Instructions for the task -
Your answer consists of the lines in the data that contain "this". Copy each of them.

Information given -
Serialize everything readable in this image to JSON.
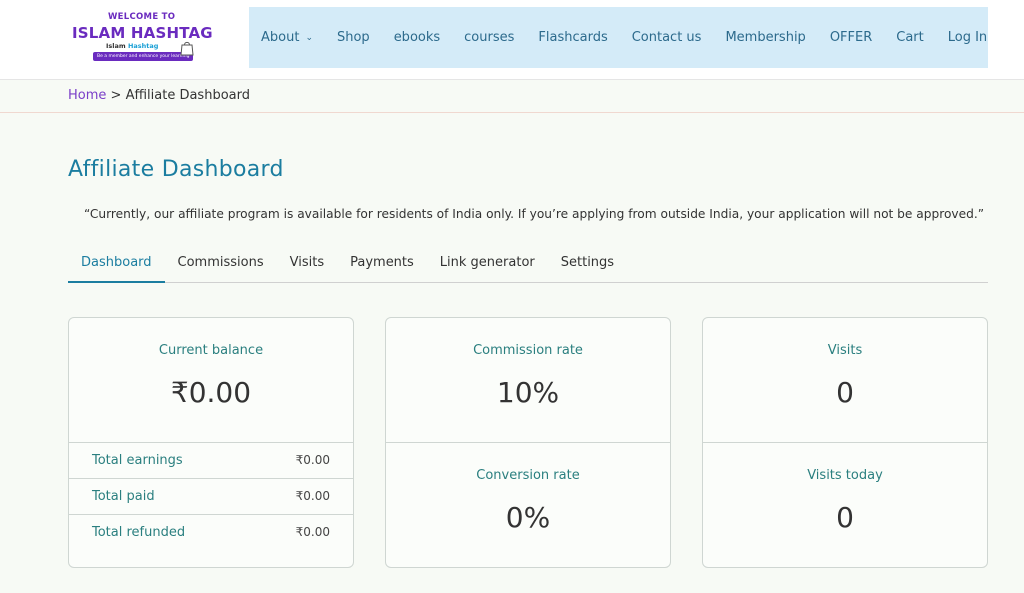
{
  "logo": {
    "welcome": "WELCOME TO",
    "title": "ISLAM HASHTAG",
    "sub_a": "Islam",
    "sub_b": "Hashtag",
    "tagline": "Be a member and enhance your learning",
    "brand_color": "#6a2bbf"
  },
  "nav": {
    "items": [
      {
        "label": "About",
        "has_dropdown": true
      },
      {
        "label": "Shop"
      },
      {
        "label": "ebooks"
      },
      {
        "label": "courses"
      },
      {
        "label": "Flashcards"
      },
      {
        "label": "Contact us"
      },
      {
        "label": "Membership"
      },
      {
        "label": "OFFER"
      },
      {
        "label": "Cart"
      },
      {
        "label": "Log In"
      }
    ],
    "background": "#d4ebf8"
  },
  "breadcrumb": {
    "home": "Home",
    "separator": ">",
    "current": "Affiliate Dashboard"
  },
  "page": {
    "title": "Affiliate Dashboard",
    "notice": "“Currently, our affiliate program is available for residents of India only. If you’re applying from outside India, your application will not be approved.”"
  },
  "tabs": [
    {
      "label": "Dashboard",
      "active": true
    },
    {
      "label": "Commissions"
    },
    {
      "label": "Visits"
    },
    {
      "label": "Payments"
    },
    {
      "label": "Link generator"
    },
    {
      "label": "Settings"
    }
  ],
  "balance_card": {
    "label": "Current balance",
    "value": "₹0.00",
    "rows": [
      {
        "label": "Total earnings",
        "value": "₹0.00"
      },
      {
        "label": "Total paid",
        "value": "₹0.00"
      },
      {
        "label": "Total refunded",
        "value": "₹0.00"
      }
    ]
  },
  "rate_card": {
    "commission_label": "Commission rate",
    "commission_value": "10%",
    "conversion_label": "Conversion rate",
    "conversion_value": "0%"
  },
  "visits_card": {
    "visits_label": "Visits",
    "visits_value": "0",
    "today_label": "Visits today",
    "today_value": "0"
  },
  "colors": {
    "accent": "#1b7da0",
    "label_teal": "#2a7f7f",
    "link_purple": "#7a3fc8"
  }
}
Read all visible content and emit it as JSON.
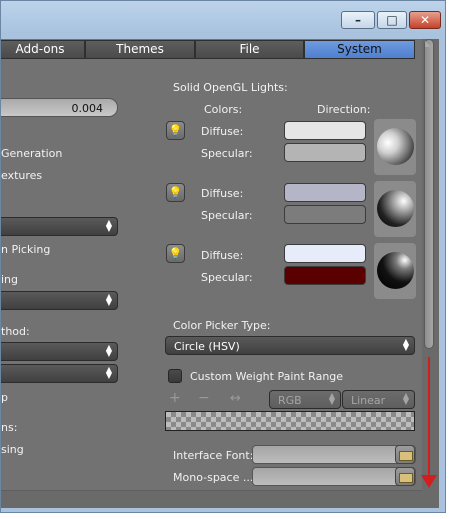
{
  "window": {
    "minimize_icon": "minimize-icon",
    "maximize_icon": "maximize-icon",
    "close_icon": "close-icon"
  },
  "tabs": [
    {
      "label": "Add-ons",
      "active": false
    },
    {
      "label": "Themes",
      "active": false
    },
    {
      "label": "File",
      "active": false
    },
    {
      "label": "System",
      "active": true
    }
  ],
  "left_panel": {
    "number_value": "0.004",
    "generation_label": "Generation",
    "textures_label": "extures",
    "picking_label": "n Picking",
    "ing_label": "ing",
    "method_label": "thod:",
    "p_label": "p",
    "ns_label": "ns:",
    "sing_label": "sing"
  },
  "opengl_lights": {
    "title": "Solid OpenGL Lights:",
    "colors_header": "Colors:",
    "direction_header": "Direction:",
    "lights": [
      {
        "diffuse_label": "Diffuse:",
        "specular_label": "Specular:",
        "diffuse_color": "#e5e5e5",
        "specular_color": "#b4b4b4"
      },
      {
        "diffuse_label": "Diffuse:",
        "specular_label": "Specular:",
        "diffuse_color": "#b4b6c8",
        "specular_color": "#7c7c7c"
      },
      {
        "diffuse_label": "Diffuse:",
        "specular_label": "Specular:",
        "diffuse_color": "#e6ecfa",
        "specular_color": "#5a0000"
      }
    ]
  },
  "color_picker": {
    "label": "Color Picker Type:",
    "value": "Circle (HSV)"
  },
  "weight_paint": {
    "label": "Custom Weight Paint Range",
    "checked": false,
    "color_mode": "RGB",
    "interpolation": "Linear"
  },
  "fonts": {
    "interface_label": "Interface Font:",
    "monospace_label": "Mono-space ..."
  },
  "colors": {
    "accent_tab": "#5b8bd8",
    "annotation_arrow": "#d21e1e"
  }
}
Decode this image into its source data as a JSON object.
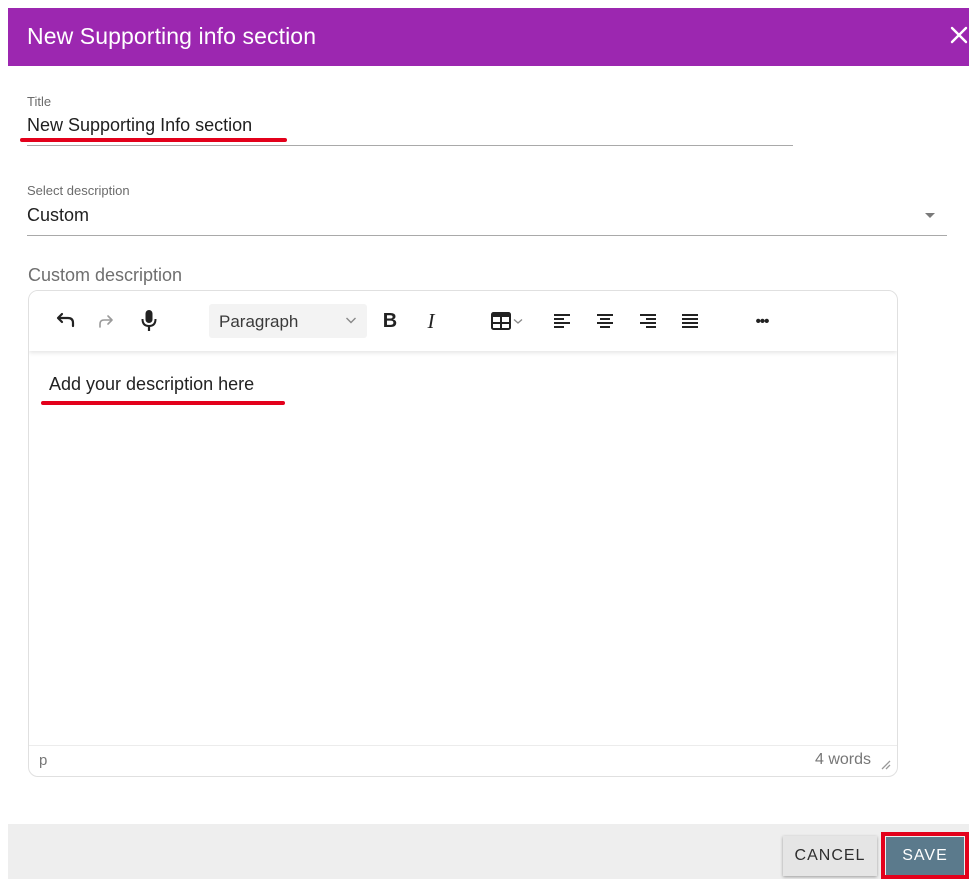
{
  "dialog": {
    "title": "New Supporting info section",
    "close_icon": "close-icon"
  },
  "title_field": {
    "label": "Title",
    "value": "New Supporting Info section"
  },
  "description_select": {
    "label": "Select description",
    "value": "Custom"
  },
  "custom_description": {
    "label": "Custom description"
  },
  "editor": {
    "toolbar": {
      "undo_icon": "undo-icon",
      "redo_icon": "redo-icon",
      "mic_icon": "microphone-icon",
      "block_format": "Paragraph",
      "bold": "B",
      "italic": "I",
      "table_icon": "table-icon",
      "align_left_icon": "align-left-icon",
      "align_center_icon": "align-center-icon",
      "align_right_icon": "align-right-icon",
      "justify_icon": "align-justify-icon",
      "more": "•••"
    },
    "content": "Add your description here",
    "status": {
      "path": "p",
      "word_count": "4 words"
    }
  },
  "footer": {
    "cancel_label": "CANCEL",
    "save_label": "SAVE"
  },
  "colors": {
    "header": "#9c27b0",
    "save_button": "#5b7a8c",
    "highlight": "#e3001b"
  }
}
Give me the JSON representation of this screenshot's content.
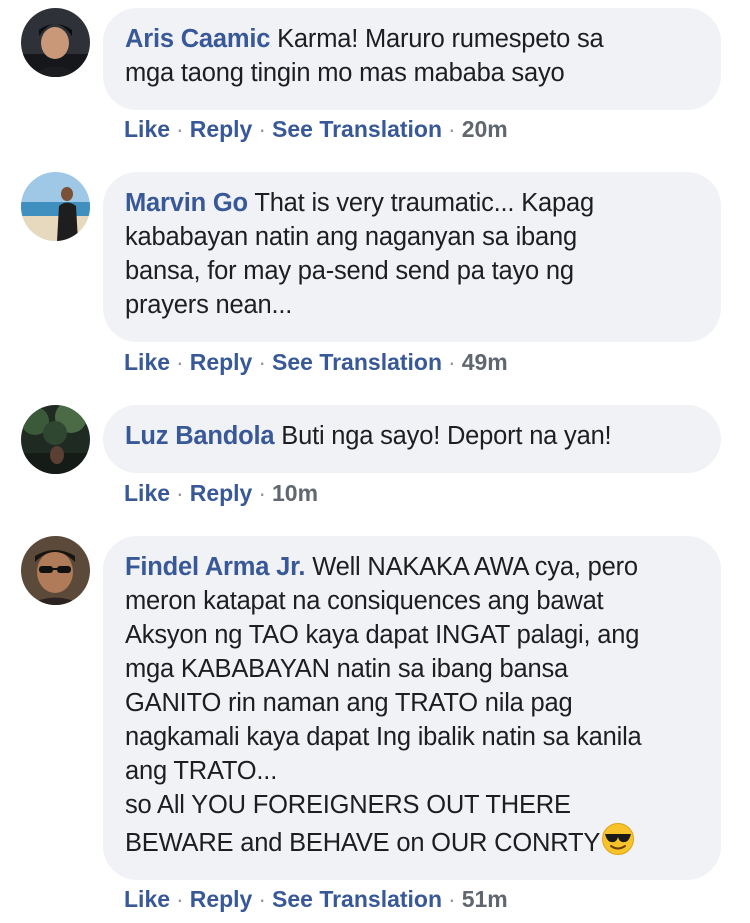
{
  "comments": [
    {
      "author": "Aris Caamic",
      "text": "Karma! Maruro rumespeto sa\nmga taong tingin mo mas mababa sayo",
      "actions": {
        "like": "Like",
        "reply": "Reply",
        "translate": "See Translation",
        "time": "20m"
      }
    },
    {
      "author": "Marvin Go",
      "text": "That is very traumatic... Kapag\nkababayan natin ang naganyan sa ibang\nbansa, for may pa-send send pa tayo ng\nprayers nean...",
      "actions": {
        "like": "Like",
        "reply": "Reply",
        "translate": "See Translation",
        "time": "49m"
      }
    },
    {
      "author": "Luz Bandola",
      "text": "Buti nga sayo! Deport na yan!",
      "actions": {
        "like": "Like",
        "reply": "Reply",
        "time": "10m"
      }
    },
    {
      "author": "Findel Arma Jr.",
      "text": "Well NAKAKA AWA cya, pero\nmeron katapat na consiquences ang bawat\nAksyon ng TAO kaya dapat INGAT palagi, ang\nmga KABABAYAN natin sa ibang bansa\nGANITO rin naman ang TRATO nila pag\nnagkamali kaya dapat Ing ibalik natin sa kanila\nang TRATO...\nso All YOU FOREIGNERS OUT THERE\nBEWARE and BEHAVE on OUR CONRTY",
      "emoji": "sunglasses-emoji",
      "actions": {
        "like": "Like",
        "reply": "Reply",
        "translate": "See Translation",
        "time": "51m"
      }
    }
  ],
  "separator": "·",
  "colors": {
    "author": "#385898",
    "bubble": "#f0f2f5",
    "text": "#1c1e21",
    "time": "#606770"
  }
}
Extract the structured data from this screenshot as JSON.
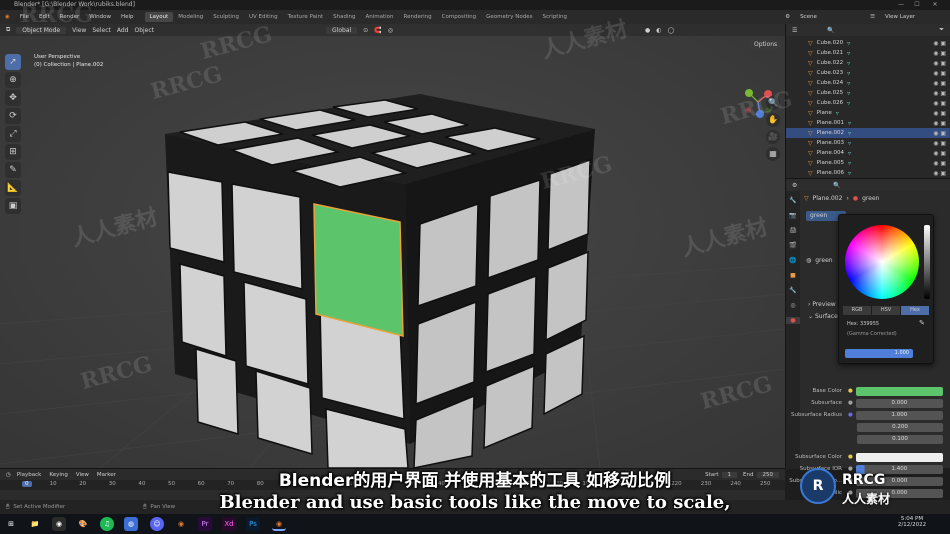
{
  "window": {
    "title": "Blender* [G:\\Blender Work\\rubiks.blend]",
    "controls": [
      "—",
      "☐",
      "✕"
    ]
  },
  "menu": [
    "File",
    "Edit",
    "Render",
    "Window",
    "Help"
  ],
  "workspace_tabs": [
    "Layout",
    "Modeling",
    "Sculpting",
    "UV Editing",
    "Texture Paint",
    "Shading",
    "Animation",
    "Rendering",
    "Compositing",
    "Geometry Nodes",
    "Scripting"
  ],
  "scene": {
    "scene_label": "Scene",
    "viewlayer_label": "View Layer"
  },
  "viewport_header": {
    "mode": "Object Mode",
    "menus": [
      "View",
      "Select",
      "Add",
      "Object"
    ],
    "orientation": "Global",
    "options": "Options"
  },
  "viewport_info": {
    "perspective": "User Perspective",
    "collection": "(0) Collection | Plane.002"
  },
  "outliner": {
    "items": [
      {
        "name": "Cube.020",
        "selected": false
      },
      {
        "name": "Cube.021",
        "selected": false
      },
      {
        "name": "Cube.022",
        "selected": false
      },
      {
        "name": "Cube.023",
        "selected": false
      },
      {
        "name": "Cube.024",
        "selected": false
      },
      {
        "name": "Cube.025",
        "selected": false
      },
      {
        "name": "Cube.026",
        "selected": false
      },
      {
        "name": "Plane",
        "selected": false
      },
      {
        "name": "Plane.001",
        "selected": false
      },
      {
        "name": "Plane.002",
        "selected": true
      },
      {
        "name": "Plane.003",
        "selected": false
      },
      {
        "name": "Plane.004",
        "selected": false
      },
      {
        "name": "Plane.005",
        "selected": false
      },
      {
        "name": "Plane.006",
        "selected": false
      }
    ]
  },
  "properties": {
    "breadcrumb_object": "Plane.002",
    "breadcrumb_material": "green",
    "material_slot": "green",
    "material_name": "green",
    "preview_label": "Preview",
    "surface_label": "Surface",
    "rows": [
      {
        "label": "Base Color",
        "value": ""
      },
      {
        "label": "Subsurface",
        "value": "0.000"
      },
      {
        "label": "Subsurface Radius",
        "value": "1.000"
      },
      {
        "label": "",
        "value": "0.200"
      },
      {
        "label": "",
        "value": "0.100"
      },
      {
        "label": "Subsurface Color",
        "value": ""
      },
      {
        "label": "Subsurface IOR",
        "value": "1.400"
      },
      {
        "label": "Subsurface Aniso...",
        "value": "0.000"
      },
      {
        "label": "Metallic",
        "value": "0.000"
      }
    ],
    "base_color": "#5cc46a"
  },
  "color_picker": {
    "tabs": [
      "RGB",
      "HSV",
      "Hex"
    ],
    "hex_label": "Hex: 339955",
    "gamma_note": "(Gamma Corrected)",
    "value": "1.000"
  },
  "timeline": {
    "menus": [
      "Playback",
      "Keying",
      "View",
      "Marker"
    ],
    "start_label": "Start",
    "start": "1",
    "end_label": "End",
    "end": "250",
    "current_frame": "0",
    "ticks": [
      "0",
      "10",
      "20",
      "30",
      "40",
      "50",
      "60",
      "70",
      "80",
      "90",
      "100",
      "110",
      "120",
      "130",
      "140",
      "150",
      "160",
      "170",
      "180",
      "190",
      "200",
      "210",
      "220",
      "230",
      "240",
      "250"
    ]
  },
  "status_bar": {
    "left": "Set Active Modifier",
    "middle": "Pan View"
  },
  "taskbar": {
    "time": "5:04 PM",
    "date": "2/12/2022"
  },
  "subtitles": {
    "chinese": "Blender的用户界面 并使用基本的工具 如移动比例",
    "english": "Blender and use basic tools like the move to scale,"
  },
  "watermarks": {
    "rrcg": "RRCG",
    "chinese": "人人素材",
    "logo_brand": "RRCG",
    "logo_chinese": "人人素材"
  },
  "colors": {
    "selection": "#334d80",
    "accent": "#4d6ea8",
    "object_icon": "#e79a48",
    "material_icon": "#6cc9c0"
  }
}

Answer section -
Serialize everything readable in this image to JSON.
Decode this image into its source data as a JSON object.
Give me the JSON representation of this screenshot's content.
Extract the structured data from this screenshot as JSON.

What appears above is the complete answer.